§ **RECORDS SUPPLIED**

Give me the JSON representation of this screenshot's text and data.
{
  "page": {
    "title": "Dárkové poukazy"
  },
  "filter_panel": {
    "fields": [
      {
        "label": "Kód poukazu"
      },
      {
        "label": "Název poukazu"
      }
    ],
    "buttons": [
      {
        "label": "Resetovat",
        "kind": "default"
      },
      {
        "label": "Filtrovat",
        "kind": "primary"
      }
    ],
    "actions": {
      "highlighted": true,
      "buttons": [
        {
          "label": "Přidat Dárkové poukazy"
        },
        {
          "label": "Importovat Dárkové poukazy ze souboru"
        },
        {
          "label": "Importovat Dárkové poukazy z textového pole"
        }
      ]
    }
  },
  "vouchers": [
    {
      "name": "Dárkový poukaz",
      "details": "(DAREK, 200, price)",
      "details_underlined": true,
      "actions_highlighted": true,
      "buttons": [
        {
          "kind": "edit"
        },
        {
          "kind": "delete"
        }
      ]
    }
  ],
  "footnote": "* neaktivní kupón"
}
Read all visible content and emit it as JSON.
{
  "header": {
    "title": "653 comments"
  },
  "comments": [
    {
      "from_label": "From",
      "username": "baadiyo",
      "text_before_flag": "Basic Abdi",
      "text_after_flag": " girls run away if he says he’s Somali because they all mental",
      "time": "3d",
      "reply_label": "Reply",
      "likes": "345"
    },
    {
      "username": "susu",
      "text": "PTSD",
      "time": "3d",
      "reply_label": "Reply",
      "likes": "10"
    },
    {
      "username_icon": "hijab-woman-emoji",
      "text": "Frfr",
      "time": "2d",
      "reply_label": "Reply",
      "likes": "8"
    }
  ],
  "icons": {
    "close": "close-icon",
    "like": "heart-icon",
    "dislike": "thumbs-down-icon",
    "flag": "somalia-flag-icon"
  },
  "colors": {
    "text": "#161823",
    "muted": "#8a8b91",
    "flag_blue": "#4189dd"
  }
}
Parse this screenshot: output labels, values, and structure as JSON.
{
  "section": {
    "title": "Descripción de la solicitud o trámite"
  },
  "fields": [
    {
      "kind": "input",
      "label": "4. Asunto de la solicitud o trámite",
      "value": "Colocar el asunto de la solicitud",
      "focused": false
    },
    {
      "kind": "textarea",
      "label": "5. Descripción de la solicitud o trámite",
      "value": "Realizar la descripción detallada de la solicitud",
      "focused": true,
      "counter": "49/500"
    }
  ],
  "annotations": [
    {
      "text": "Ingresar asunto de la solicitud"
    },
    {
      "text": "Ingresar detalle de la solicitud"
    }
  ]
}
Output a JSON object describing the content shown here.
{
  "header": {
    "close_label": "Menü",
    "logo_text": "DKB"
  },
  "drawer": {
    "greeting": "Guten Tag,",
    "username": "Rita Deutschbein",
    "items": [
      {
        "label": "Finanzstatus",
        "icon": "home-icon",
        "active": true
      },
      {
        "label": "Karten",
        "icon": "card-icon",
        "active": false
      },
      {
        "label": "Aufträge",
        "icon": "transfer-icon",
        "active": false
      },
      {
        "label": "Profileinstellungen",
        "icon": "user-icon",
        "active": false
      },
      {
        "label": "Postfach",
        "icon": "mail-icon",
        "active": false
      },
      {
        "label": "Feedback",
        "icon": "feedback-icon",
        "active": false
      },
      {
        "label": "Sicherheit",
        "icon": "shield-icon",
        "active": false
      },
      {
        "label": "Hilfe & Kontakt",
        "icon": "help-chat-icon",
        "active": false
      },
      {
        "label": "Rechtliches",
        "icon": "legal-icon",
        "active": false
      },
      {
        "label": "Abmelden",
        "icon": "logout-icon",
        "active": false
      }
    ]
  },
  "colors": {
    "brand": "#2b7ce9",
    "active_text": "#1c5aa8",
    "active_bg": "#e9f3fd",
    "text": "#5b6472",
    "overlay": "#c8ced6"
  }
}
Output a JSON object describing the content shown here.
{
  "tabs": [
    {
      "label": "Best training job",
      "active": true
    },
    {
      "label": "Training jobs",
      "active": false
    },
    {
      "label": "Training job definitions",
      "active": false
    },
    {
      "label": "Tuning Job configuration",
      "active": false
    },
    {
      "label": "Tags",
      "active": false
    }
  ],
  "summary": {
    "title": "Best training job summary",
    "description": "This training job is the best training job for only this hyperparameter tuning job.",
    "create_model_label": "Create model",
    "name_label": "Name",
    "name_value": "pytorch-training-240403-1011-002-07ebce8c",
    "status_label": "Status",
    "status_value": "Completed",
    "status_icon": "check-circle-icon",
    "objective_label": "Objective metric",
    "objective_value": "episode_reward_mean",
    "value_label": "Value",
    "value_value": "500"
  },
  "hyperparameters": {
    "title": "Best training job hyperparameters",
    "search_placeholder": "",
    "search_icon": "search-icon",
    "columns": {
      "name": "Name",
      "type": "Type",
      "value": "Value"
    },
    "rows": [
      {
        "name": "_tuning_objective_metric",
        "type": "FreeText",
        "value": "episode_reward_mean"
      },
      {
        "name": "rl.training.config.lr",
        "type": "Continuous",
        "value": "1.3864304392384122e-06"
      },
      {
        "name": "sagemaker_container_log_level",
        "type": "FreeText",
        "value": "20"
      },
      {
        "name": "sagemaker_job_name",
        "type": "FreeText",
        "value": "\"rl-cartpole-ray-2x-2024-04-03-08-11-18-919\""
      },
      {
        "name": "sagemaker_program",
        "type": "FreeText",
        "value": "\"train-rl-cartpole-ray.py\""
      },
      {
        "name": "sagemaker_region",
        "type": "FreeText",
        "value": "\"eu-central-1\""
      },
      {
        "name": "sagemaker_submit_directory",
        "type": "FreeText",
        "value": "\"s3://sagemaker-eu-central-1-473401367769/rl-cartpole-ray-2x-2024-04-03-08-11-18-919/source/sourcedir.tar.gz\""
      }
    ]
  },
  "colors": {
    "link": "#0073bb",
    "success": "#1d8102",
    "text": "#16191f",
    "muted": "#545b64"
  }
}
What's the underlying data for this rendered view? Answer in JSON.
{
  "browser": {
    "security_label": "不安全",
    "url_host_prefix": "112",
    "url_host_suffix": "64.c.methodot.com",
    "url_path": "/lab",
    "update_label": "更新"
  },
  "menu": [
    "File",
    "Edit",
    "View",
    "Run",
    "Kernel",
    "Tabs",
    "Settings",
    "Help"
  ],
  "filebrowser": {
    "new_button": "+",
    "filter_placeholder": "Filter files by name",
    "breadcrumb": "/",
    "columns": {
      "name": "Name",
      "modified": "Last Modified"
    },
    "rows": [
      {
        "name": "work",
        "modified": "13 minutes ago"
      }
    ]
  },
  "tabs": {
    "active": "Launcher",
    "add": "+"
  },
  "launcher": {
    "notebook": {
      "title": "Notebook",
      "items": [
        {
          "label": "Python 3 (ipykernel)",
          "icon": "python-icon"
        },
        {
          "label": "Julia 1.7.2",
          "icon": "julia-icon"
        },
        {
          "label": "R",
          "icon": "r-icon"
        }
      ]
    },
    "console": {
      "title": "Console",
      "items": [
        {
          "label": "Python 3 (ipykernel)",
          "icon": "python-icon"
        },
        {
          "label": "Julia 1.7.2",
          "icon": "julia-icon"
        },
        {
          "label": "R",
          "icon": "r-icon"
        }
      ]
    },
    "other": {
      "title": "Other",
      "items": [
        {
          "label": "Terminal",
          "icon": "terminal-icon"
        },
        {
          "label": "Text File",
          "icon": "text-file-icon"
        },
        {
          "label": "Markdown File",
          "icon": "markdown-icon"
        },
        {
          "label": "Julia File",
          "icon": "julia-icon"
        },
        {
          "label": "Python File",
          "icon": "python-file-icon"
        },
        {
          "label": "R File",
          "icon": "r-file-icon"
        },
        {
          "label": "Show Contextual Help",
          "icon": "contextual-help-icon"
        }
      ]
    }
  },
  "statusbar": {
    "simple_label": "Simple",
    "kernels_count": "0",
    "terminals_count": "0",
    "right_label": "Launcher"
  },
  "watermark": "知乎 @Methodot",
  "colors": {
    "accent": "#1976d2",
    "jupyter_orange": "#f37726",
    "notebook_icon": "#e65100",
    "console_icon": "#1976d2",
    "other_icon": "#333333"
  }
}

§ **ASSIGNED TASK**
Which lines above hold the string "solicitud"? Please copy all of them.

§ **RESULT OF THIS EXERCISE**
    "title": "Descripción de la solicitud o trámite"
      "label": "4. Asunto de la solicitud o trámite",
      "value": "Colocar el asunto de la solicitud",
      "label": "5. Descripción de la solicitud o trámite",
      "value": "Realizar la descripción detallada de la solicitud",
      "text": "Ingresar asunto de la solicitud"
      "text": "Ingresar detalle de la solicitud"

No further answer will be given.